And how much does this 3000 mAh in your phone weigh? This is about specific capacity, so you’ll have to know that before you can compare your phone battery to this product.

Have they solved the cracks that appear in silicon anodes after repeated charges? No one else has. It’s the main problem with using silicon, it degrades very quickly.

“6 batteries ahead of us Jimmy!”

Grandma, you’re not helping.

Silicon has an anode has the problem of huge swelling which quickly leads to failure.

I was surprised to find a quote on GCC from Dr. John Goodenough praising Enervate. Dr. Goodenough developed the cathode that made LIBs practical and in his 90s is researching a better anode. He has warned about charlatans promising a better battery taking money from investors.

“Enevate is using a unique technical approach for silicon anodes that is truly different and innovative to deliver high energy density Li-ion batteries. I’m impressed that their technology and process is practical, highly manufacturable, and can be sufficiently inexpensive for high volume consumer electronics”.
—Dr. John Goodenough, Professor of Material Science at University of Texas-Austin, Enevate Technical Advisory Board

Practical, manfacturable & inexpensive sound encouraging. No mention of cycle life, which might explain his reference to consumer electronics that are often obsolete after 18 months to 2 years.

“Enervate” you said
Totally agree!
Show me the stuff and then I’ll applaud.
Not the other way around.

Cool, looking forward to charge my Smartphone or laptop within 15 minutes soon 🙂

The real question is what are the performance specs after 2000 charge/discharge cycles. 90% charge in 15 minutes is great but completely useless if your battery capacity drops to 50% after 100 cycles.

I really wish the publisher of this site would hold off publishing every outrageous claim of every battery company out there until it’s been proven by independent third party testing.

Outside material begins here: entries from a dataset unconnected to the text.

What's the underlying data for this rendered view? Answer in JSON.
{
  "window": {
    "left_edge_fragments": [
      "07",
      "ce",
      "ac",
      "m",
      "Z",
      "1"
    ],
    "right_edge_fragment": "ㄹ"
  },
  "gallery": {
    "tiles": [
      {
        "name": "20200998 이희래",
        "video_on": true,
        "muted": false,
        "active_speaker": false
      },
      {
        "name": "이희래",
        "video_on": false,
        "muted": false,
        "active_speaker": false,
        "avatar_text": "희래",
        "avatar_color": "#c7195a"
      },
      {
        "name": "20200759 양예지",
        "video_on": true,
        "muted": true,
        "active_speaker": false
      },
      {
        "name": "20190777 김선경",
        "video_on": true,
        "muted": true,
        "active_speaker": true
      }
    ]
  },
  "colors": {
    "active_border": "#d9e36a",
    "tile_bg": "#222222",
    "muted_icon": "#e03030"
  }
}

No, it’s fine the way it is. He set them up and we knock them down. It’s better than the press releases you see at other sites.

Looks promi$$ing..